[Website and app data records]
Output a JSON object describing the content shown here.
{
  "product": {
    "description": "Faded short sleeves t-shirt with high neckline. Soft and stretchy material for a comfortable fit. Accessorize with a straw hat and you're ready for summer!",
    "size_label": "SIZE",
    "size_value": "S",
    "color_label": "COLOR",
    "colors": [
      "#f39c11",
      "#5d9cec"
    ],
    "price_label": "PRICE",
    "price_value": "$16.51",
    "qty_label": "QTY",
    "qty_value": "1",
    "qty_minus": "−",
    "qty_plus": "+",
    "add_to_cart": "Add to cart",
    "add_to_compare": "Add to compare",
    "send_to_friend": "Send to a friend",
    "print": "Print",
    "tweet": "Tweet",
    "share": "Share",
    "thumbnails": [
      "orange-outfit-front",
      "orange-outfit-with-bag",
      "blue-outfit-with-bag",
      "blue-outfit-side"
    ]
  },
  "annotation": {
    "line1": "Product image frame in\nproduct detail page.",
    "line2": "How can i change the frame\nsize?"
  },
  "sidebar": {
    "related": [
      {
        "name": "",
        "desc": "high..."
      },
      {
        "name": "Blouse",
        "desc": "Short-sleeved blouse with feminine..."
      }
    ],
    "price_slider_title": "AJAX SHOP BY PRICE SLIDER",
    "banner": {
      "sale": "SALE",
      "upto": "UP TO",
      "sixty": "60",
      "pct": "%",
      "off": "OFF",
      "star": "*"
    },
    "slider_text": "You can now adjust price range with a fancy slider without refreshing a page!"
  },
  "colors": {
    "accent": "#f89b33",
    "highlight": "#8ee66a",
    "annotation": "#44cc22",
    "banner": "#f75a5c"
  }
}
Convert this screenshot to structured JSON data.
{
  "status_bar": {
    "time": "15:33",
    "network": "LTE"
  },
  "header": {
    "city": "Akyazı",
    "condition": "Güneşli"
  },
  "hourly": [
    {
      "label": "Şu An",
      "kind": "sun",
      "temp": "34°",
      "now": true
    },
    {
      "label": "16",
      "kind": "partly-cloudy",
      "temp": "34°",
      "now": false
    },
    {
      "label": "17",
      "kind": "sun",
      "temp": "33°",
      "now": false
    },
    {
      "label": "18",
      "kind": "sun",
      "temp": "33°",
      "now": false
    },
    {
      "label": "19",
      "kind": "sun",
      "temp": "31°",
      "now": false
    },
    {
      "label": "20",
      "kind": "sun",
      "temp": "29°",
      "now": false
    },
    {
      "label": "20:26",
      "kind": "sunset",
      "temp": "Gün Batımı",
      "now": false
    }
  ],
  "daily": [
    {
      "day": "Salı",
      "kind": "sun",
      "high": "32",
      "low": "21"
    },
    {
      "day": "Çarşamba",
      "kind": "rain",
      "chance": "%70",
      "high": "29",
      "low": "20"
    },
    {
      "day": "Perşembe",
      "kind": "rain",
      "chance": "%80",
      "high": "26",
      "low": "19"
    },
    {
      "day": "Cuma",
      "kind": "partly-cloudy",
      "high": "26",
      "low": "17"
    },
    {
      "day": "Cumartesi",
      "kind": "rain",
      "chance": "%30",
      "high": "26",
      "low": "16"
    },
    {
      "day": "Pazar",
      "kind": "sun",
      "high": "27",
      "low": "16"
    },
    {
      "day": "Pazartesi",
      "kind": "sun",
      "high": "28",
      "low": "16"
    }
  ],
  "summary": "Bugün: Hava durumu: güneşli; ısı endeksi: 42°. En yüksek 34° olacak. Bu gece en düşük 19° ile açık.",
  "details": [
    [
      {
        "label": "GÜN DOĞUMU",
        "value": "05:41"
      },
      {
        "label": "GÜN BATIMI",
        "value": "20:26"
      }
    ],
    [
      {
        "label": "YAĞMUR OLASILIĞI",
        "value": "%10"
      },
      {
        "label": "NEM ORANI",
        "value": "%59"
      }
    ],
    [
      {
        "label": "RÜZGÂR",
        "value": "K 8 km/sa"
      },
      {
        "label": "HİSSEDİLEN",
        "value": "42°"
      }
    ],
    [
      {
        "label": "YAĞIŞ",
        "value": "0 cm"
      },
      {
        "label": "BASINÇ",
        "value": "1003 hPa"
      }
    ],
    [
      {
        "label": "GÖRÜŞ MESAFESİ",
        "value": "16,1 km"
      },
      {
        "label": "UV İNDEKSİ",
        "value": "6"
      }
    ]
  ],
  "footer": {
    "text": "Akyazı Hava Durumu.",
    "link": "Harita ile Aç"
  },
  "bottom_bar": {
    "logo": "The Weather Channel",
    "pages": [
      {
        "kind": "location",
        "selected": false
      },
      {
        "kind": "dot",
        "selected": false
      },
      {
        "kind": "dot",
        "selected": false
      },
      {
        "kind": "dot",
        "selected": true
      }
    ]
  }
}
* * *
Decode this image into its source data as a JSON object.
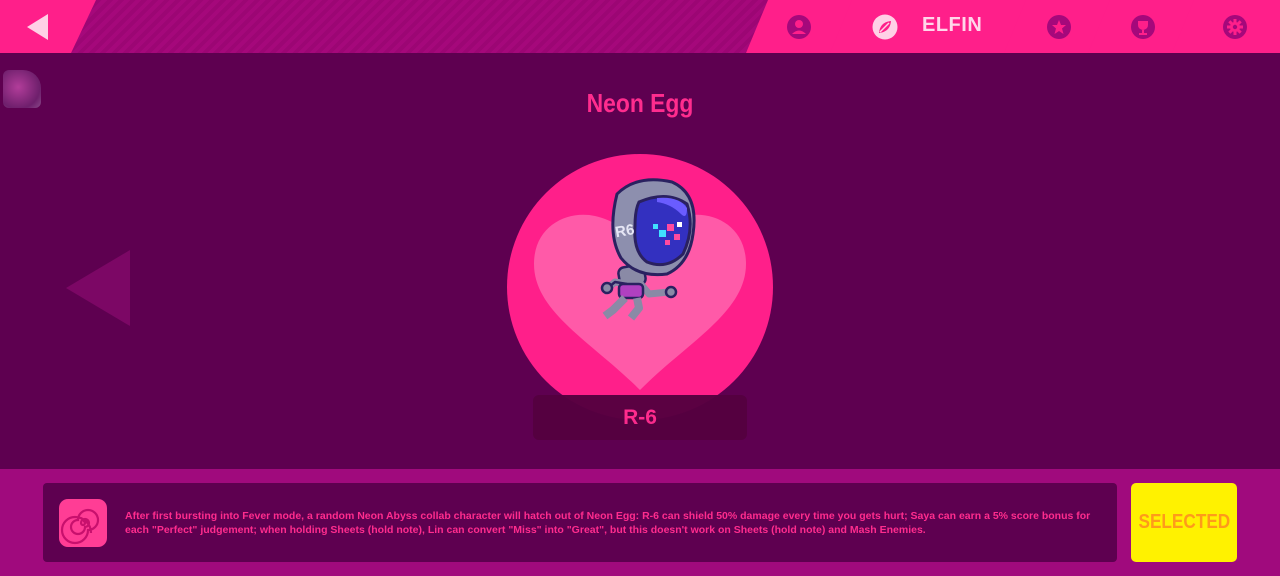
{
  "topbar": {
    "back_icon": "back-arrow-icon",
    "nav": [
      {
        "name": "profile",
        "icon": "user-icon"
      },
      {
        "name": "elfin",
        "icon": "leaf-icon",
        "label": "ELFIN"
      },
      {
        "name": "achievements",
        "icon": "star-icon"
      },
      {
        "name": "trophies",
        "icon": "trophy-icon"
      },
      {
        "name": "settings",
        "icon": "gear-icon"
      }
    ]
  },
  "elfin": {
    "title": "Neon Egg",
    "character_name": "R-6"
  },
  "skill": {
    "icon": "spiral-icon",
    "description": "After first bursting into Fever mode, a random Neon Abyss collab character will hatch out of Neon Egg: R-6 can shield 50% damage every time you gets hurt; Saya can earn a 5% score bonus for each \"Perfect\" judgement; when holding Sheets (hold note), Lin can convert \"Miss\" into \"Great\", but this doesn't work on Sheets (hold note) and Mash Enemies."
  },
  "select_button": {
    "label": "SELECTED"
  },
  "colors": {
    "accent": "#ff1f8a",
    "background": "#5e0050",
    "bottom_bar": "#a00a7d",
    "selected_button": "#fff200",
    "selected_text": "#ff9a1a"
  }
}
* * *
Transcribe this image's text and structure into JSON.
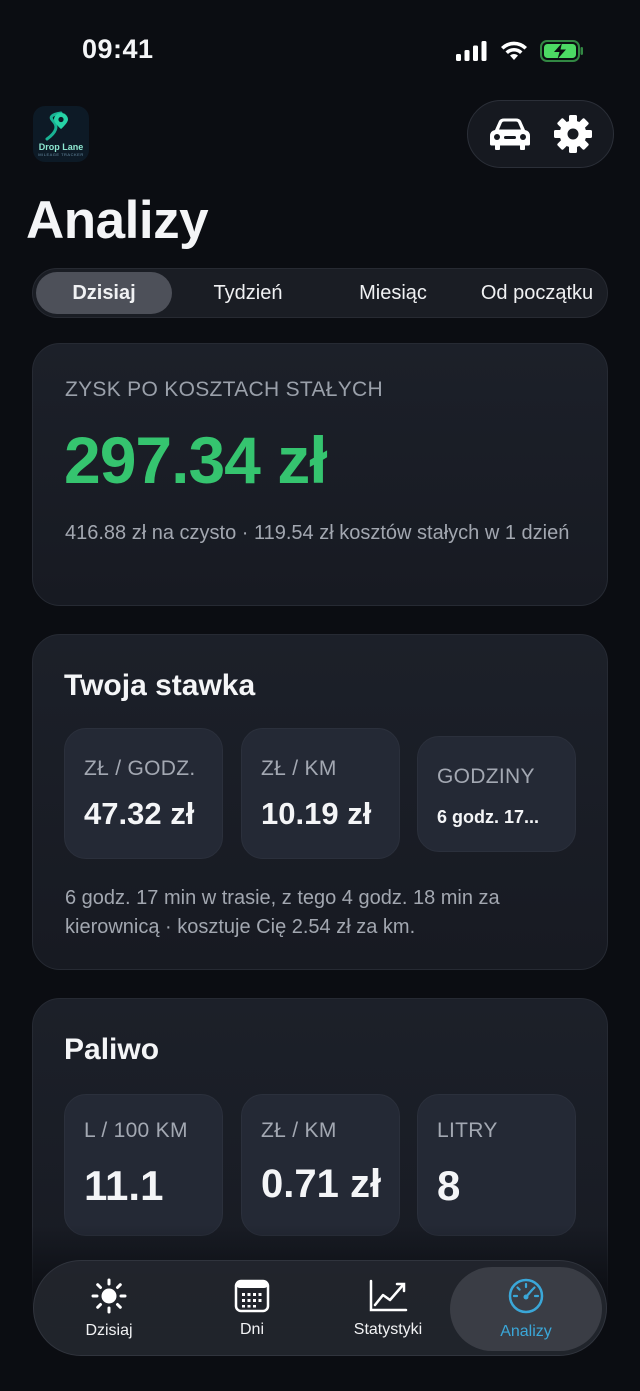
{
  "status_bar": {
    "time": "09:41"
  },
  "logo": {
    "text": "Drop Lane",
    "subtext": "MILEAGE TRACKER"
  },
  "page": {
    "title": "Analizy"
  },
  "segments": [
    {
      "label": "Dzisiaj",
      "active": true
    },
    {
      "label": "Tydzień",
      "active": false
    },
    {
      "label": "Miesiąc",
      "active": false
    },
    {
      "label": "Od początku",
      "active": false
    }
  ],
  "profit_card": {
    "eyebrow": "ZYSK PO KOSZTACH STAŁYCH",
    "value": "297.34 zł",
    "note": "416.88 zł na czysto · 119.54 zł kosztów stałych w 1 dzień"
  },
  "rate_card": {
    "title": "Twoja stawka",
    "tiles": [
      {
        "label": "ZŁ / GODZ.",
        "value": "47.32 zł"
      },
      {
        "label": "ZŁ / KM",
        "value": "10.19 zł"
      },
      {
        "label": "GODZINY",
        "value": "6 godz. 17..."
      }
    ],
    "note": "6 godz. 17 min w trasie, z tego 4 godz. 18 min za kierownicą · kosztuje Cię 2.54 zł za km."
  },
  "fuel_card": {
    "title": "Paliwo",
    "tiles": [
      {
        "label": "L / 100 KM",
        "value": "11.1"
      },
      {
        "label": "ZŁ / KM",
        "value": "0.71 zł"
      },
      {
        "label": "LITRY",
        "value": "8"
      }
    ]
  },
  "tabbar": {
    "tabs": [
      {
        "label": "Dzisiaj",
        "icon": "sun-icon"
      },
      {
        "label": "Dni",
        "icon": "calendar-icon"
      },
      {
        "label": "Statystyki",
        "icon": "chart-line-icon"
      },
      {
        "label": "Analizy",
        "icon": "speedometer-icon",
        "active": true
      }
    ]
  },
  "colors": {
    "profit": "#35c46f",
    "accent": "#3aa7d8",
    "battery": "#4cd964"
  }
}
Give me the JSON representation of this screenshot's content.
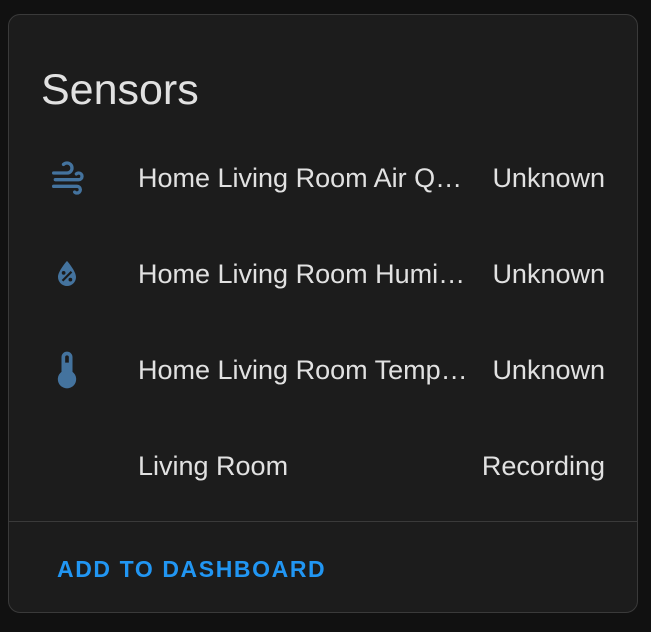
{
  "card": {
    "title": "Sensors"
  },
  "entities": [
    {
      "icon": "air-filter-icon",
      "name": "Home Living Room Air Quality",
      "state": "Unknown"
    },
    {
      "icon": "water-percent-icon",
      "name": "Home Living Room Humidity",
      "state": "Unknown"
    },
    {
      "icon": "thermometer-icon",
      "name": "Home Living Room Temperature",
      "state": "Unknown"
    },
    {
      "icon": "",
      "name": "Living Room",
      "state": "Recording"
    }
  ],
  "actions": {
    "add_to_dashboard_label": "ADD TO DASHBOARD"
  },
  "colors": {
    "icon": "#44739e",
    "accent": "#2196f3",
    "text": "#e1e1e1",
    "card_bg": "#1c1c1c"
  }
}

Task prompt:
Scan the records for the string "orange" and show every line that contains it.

Finished task:
      "orange-outfit-front",
      "orange-outfit-with-bag",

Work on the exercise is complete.